This past weekend saw the return of bubble tea chain Gong Cha at their new store at Singpost Centre at Paya Lebar. And what a scene we witnessed, as scores of Singaporeans queued up as early as the night before just to get a taste of their favourite bubble tea.
Such queues are not exactly uncommon in a country where Singaporeans are known to be kiasu and rather consumeristic. Just a while ago, similar queues formed for the release of the iPhone X at the Apple Store. Singaporeans love their food and their gadgets, we get that.
But understandably, some may choose to roll their eyes at what looks like superficial frivolity. I’ve had a couple individuals comment to me the past few days about how when it comes to issues of greater importance, Singaporeans are rather muted and passive, but are “number 1” when it comes to queuing for bubble tea.
Indeed, the online journalist Kirsten Han expressed a similar sentiment in a Facebook post:
Put that way, it does seem as if capitalism promotes such superficial consumer behaviour, and distracts Singaporeans away from weightier matters. But I would like to use this opportunity to suggest another perspective: that these long queues we saw the past weekend are a great sign. They reflect the wonders of the capitalist, free market economic system that we enjoy, and that has enriched much of humanity the past few centuries.

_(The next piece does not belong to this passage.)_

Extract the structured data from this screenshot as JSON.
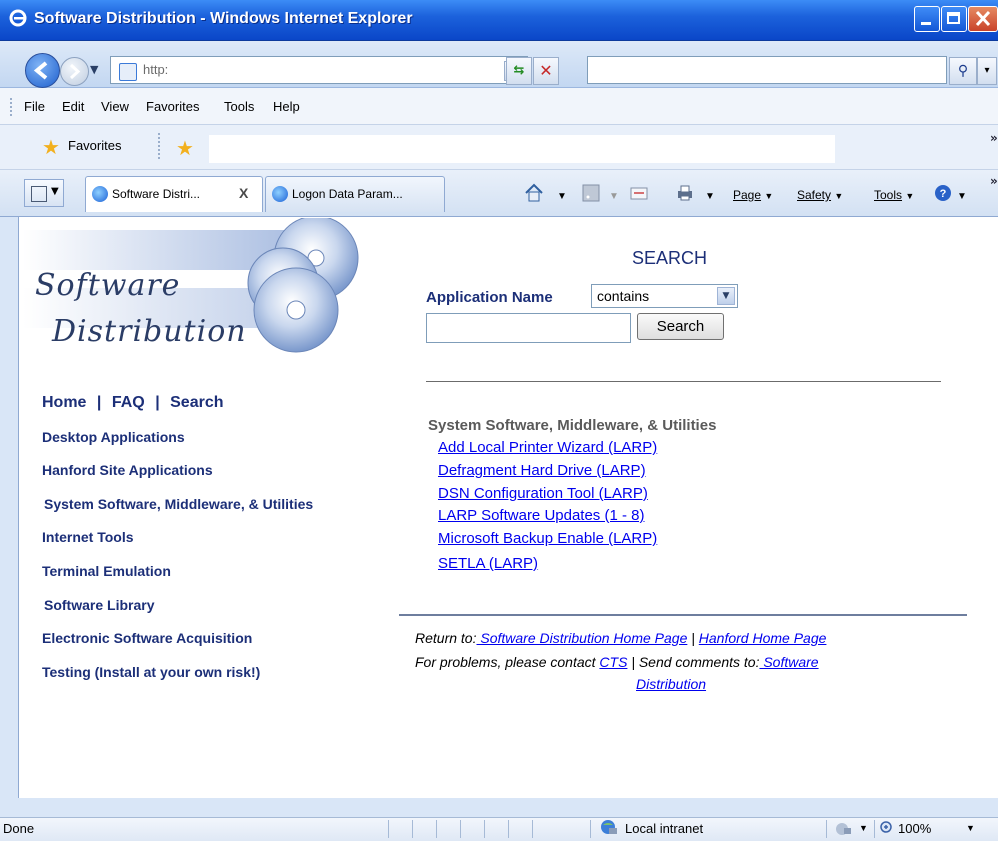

When we roll our eyes at the Singaporeans queuing for the latest bubble tea, we should ask: what is the alternative? In socialist societies, long queues are present too, but for a very different purpose. Take the following picture depicting life in Romania about 40 years ago under communism, where ordinary people queued up for bread. Today, they queue up for Apple products. Capitalism turns luxuries into necessities while socialism turns necessities into luxuries.
So whenever we try to make a mockery of Singaporeans queuing for Gong Cha bubble tea as unfortunate pawns of the capitalist system, we should remember the many millions of people living in less economically free societies who would swap queues. We should think of the scores of people who in this 21st century still live under socialist regimes and experience serious shortages and food rations.
This above picture is from Venezuela, and reflects the severe shortages of food and basic necessities ordinary people experience. The BBC article in 2015 “The surreal world of Venezuela’s queues”, dives into how such goods are heavily regulated by the government. When free market forces are shunted, people have to queue up for food.
Queues tell us a lot about the virtues or vices of the economic system we find ourselves in. I like to say that in socialism, you queue up for bread, and under capitalism, bread (or in Singapore’s case, Gong Cha) queues up for you.
So I’m not perturbed whenever I see long snaking queues forming in Singapore. In fact, I get overwhelmed by a deep sense of gratitude that I happen to be born in a country where I GET TO have the luxury of time and resources to spend an entire night just to indulge in a consumer fad. I feel the joy of living under capitalism and hope that the less fortunate under socialism can join me too.
Don’t get too comfortable sitting in your first world living room and pontificating on your first world computer about how Singaporeans have become soulless cogs in the capitalist system. Venezuelans, North Koreans, Cubans would gladly switch places with you as they desire the materialism of capitalism. Check your privilege.